• [Task prompt]:
Because the entries hold pictures, reproduce only their words, exactly as written.

• [Records for this exercise]:
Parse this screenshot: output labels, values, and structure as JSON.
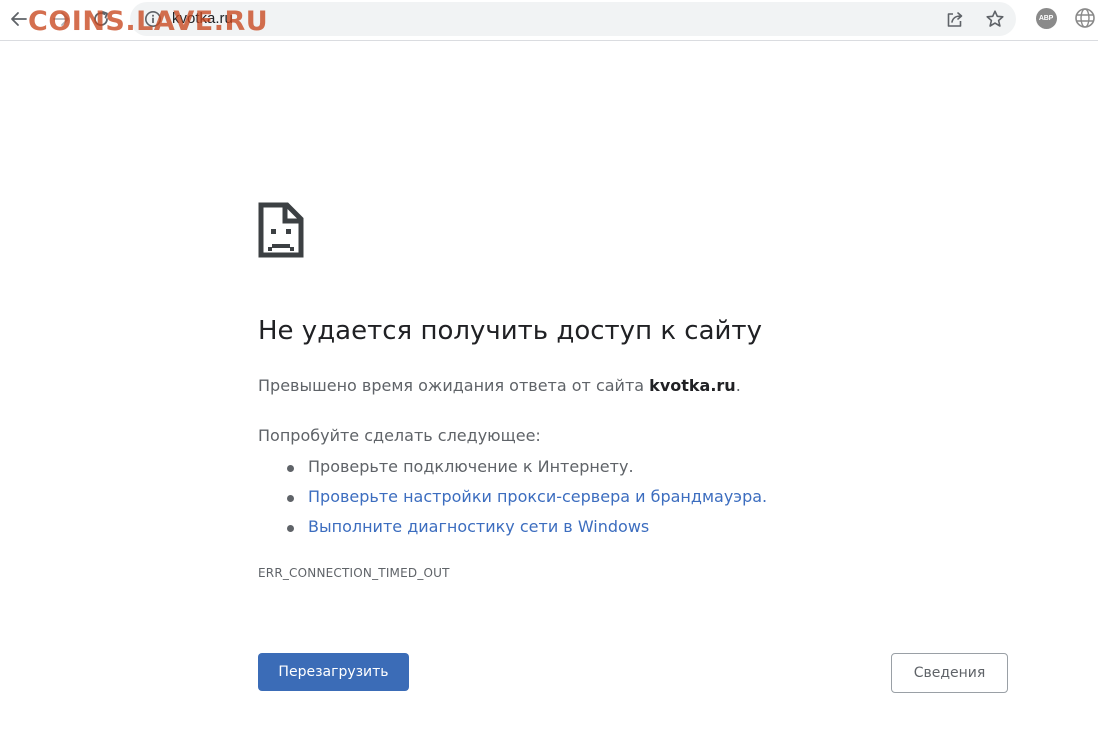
{
  "toolbar": {
    "url": "kvotka.ru"
  },
  "watermark": "COINS.LAVE.RU",
  "extensions": {
    "abp_label": "ABP"
  },
  "error_page": {
    "title": "Не удается получить доступ к сайту",
    "desc_prefix": "Превышено время ожидания ответа от сайта ",
    "desc_host": "kvotka.ru",
    "desc_suffix": ".",
    "suggestions_heading": "Попробуйте сделать следующее:",
    "suggestions": [
      {
        "label": "Проверьте подключение к Интернету.",
        "link": false
      },
      {
        "label": "Проверьте настройки прокси-сервера и брандмауэра.",
        "link": true
      },
      {
        "label": "Выполните диагностику сети в Windows",
        "link": true
      }
    ],
    "error_code": "ERR_CONNECTION_TIMED_OUT",
    "reload_label": "Перезагрузить",
    "details_label": "Сведения"
  },
  "colors": {
    "link": "#3c6dbf",
    "primary_button": "#3b6cb7",
    "text_secondary": "#5f6368",
    "text_primary": "#202124"
  }
}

• [Solution to this problem]:
Parse this screenshot: output labels, values, and structure as JSON.
{
  "toolbar": {
    "url": "kvotka.ru"
  },
  "watermark": "COINS.LAVE.RU",
  "extensions": {
    "abp_label": "ABP"
  },
  "error_page": {
    "title": "Не удается получить доступ к сайту",
    "desc_prefix": "Превышено время ожидания ответа от сайта ",
    "desc_host": "kvotka.ru",
    "desc_suffix": ".",
    "suggestions_heading": "Попробуйте сделать следующее:",
    "suggestions": [
      {
        "label": "Проверьте подключение к Интернету.",
        "link": false
      },
      {
        "label": "Проверьте настройки прокси-сервера и брандмауэра.",
        "link": true
      },
      {
        "label": "Выполните диагностику сети в Windows",
        "link": true
      }
    ],
    "error_code": "ERR_CONNECTION_TIMED_OUT",
    "reload_label": "Перезагрузить",
    "details_label": "Сведения"
  },
  "colors": {
    "link": "#3c6dbf",
    "primary_button": "#3b6cb7",
    "text_secondary": "#5f6368",
    "text_primary": "#202124"
  }
}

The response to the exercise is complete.